WHAT TO DO ▸
Provide only the number of lines in the records below that contain "cant".

DATA FOR THIS EXERCISE ▸
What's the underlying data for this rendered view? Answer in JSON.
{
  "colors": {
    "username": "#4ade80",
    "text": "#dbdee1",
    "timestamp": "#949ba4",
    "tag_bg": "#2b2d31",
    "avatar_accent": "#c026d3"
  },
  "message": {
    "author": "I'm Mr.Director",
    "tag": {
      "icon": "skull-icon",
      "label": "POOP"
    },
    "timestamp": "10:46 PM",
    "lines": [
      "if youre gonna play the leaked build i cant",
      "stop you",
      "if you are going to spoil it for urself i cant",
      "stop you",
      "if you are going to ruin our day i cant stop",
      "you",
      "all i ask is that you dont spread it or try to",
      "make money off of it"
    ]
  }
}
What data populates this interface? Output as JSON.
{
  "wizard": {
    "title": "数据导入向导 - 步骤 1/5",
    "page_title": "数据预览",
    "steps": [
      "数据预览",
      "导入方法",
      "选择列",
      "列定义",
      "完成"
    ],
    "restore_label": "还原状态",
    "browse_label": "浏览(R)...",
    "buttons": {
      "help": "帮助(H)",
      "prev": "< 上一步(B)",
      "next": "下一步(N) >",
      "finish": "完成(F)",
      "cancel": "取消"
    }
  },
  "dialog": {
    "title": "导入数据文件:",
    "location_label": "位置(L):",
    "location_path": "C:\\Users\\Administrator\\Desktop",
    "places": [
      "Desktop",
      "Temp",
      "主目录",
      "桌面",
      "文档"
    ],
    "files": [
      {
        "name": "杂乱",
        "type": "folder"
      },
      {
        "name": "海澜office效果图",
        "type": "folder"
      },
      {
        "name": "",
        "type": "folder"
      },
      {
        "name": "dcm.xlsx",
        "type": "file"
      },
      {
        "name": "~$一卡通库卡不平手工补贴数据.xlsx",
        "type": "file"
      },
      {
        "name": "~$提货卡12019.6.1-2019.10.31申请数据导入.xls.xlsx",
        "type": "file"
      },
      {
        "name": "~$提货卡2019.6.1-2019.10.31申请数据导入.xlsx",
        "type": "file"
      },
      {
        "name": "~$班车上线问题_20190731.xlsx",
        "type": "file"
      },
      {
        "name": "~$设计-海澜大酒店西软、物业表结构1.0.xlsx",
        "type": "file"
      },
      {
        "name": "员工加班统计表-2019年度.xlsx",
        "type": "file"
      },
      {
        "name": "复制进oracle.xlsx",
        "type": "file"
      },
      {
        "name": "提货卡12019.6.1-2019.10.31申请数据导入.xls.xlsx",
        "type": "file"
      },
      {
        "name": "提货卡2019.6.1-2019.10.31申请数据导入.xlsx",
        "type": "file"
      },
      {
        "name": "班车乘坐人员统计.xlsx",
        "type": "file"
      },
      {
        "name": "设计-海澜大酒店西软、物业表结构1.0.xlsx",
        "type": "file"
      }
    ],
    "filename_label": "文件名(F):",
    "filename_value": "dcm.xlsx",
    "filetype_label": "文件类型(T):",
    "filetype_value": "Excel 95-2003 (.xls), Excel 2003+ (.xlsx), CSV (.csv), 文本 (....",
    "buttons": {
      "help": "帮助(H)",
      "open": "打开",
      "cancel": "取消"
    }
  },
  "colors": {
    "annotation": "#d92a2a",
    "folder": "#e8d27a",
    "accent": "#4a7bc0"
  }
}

ANSWER TO THIS TASK ▸
3